The autumn award in the four seasons category went to Tony Higginson for this incredible shot he captured near the River Beauly in Balchraggan in the Scottish Highlands. He said: ‘I spotted these classically shaped beech trees illuminated by the warm light of the setting sun. An amazing evening where everything seemed to be glowing, these trees were just begging to be photographed’
The winner of the landscape category was Ben Eaton-Williams with this image, which he called Raging Ridge
Max Eve was named runner-up in the youth category, thanks to this amazing shot of Princes Street in Edinburgh. He explained: ‘I combined two exposures of the same tram travelling in opposite directions’
This spectacular aerial shot of Loch Droma, left, was captured by Jurre Jan de Wit, who was the winner of the ‘your vision’ award. Pictured right is a shot by Janet Jamieson called Skip Doon The Lane, which she captured in Glasgow. She was the winner of the urban category
Andrew Bulloch was named the winner of the youth category for this snowy image of Edinburgh, which he took from the top of Arthur’s Seat
Runner-up in the overall contest was David Queenan, who captured golden pine trees in a West Lothian park and waves crashing against a groyne (an anti-erosion barrier) on an Edinburgh beach.
In addition to the overall award, the Scottish Landscape Photographer of the Year competition handed out gongs in several other categories – landscape, seascape, urban, monochrome, four seasons, Scottish weather and your vision.
The competition, now in its sixth year, is the brainchild of Perthshire-based landscape photographer Stuart Low.
The winner of the Scottish weather award was Andy MacDougall for this shot of the Sound of Raasay on the Isle of Skye.
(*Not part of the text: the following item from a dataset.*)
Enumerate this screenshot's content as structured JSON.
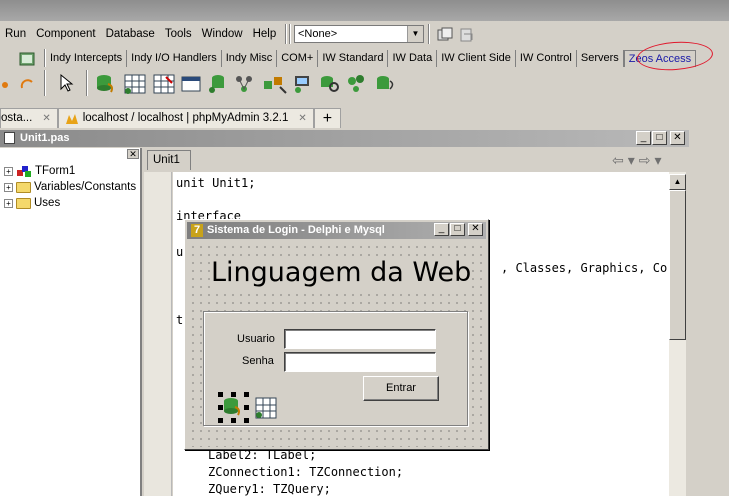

He said that the image was a ‘great reward after days of wind and rain that had made photography difficult’
Graham Niven was the runner-up in the Scottish weather category thanks to this image, which shows the city of Edinburgh during wintry conditions. He said: ‘March 2018 saw wild Arctic blasts sweeping across the country. I managed to make my way up Arthur’s Seat to capture a familiar view in unfamiliar conditions – with epic snowy squalls sweeping across the city’
The winter award in the four seasons category went to Sarah Rose, who snapped this image while on a snowy walk in Aberdeenshire
Kylie Macbeth was the runner-up in the urban category for her photo Into the Fog, which shows the Forth Rail Bridge in North Queensferry. She said: ‘On the way to visit my Grandma for her 96th birthday in North Queensferry, I just had to jump out the car and capture this scene. I had just taken up photography that month’
Bill Ward was the winner of the seascape category for this dramatic shot showing an incoming storm in Luskentyre on the Isle of Harris. He described it as an ‘extraordinary winter’s afternoon’
The runner-up spot in the monochrome award went to Waldemar Matusik, who captured this stunning image of the Union of South Africa at Bo’ness & Kinneil Railway Station
The winner of the monochrome category was Katrina Brayshaw, who snapped this image in the sand dunes of Gairloch
James Woodend was runner-up in the ‘your vision’ category after snapping this very unusual image of a close-up of a steel barrier on the Isle of Harris. He said: ‘It triggered my interest because, like many macro shots of man-made structures, it strangely echoes the natural environment in which they are found’
He started the contest to promote conservation, to inspire photographers of all levels to explore Scotland’s stunning landscapes and to promote Scotland’s natural, cultural and historic heritage to an international audience.
Stuart said: ‘This year, photographers from across the globe entered the competition and once again the standard just keeps getting better and better.
‘In these difficult times ahead of us, we hope these stunning images will bring a little joy to everyone.’
All the winning images will be showcased in a limited edition yearbook, which will be available from next month.